═════ Given records ═════

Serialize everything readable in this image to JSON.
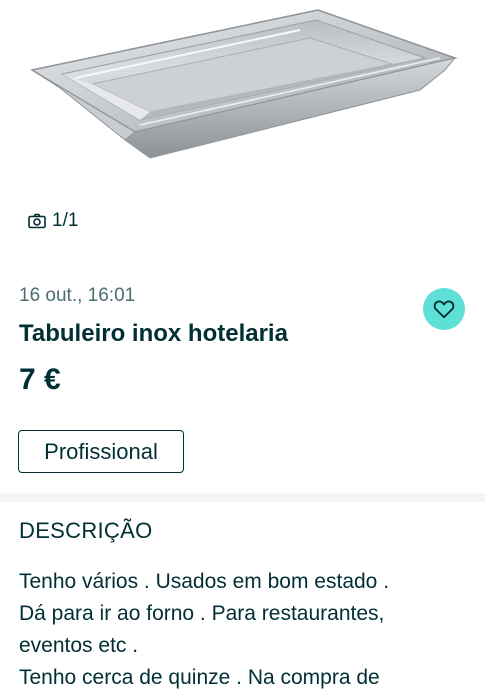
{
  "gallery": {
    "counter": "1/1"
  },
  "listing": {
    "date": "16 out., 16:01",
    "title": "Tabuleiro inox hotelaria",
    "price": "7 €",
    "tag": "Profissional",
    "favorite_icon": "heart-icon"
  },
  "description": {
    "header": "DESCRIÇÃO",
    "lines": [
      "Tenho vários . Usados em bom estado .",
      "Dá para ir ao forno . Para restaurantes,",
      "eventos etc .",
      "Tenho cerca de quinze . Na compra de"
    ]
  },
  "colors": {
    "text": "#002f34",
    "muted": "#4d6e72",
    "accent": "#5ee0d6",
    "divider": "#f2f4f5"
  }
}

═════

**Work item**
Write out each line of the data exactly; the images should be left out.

**The answer**
Serialize everything readable in this image to JSON.
{
  "gallery": {
    "counter": "1/1"
  },
  "listing": {
    "date": "16 out., 16:01",
    "title": "Tabuleiro inox hotelaria",
    "price": "7 €",
    "tag": "Profissional",
    "favorite_icon": "heart-icon"
  },
  "description": {
    "header": "DESCRIÇÃO",
    "lines": [
      "Tenho vários . Usados em bom estado .",
      "Dá para ir ao forno . Para restaurantes,",
      "eventos etc .",
      "Tenho cerca de quinze . Na compra de"
    ]
  },
  "colors": {
    "text": "#002f34",
    "muted": "#4d6e72",
    "accent": "#5ee0d6",
    "divider": "#f2f4f5"
  }
}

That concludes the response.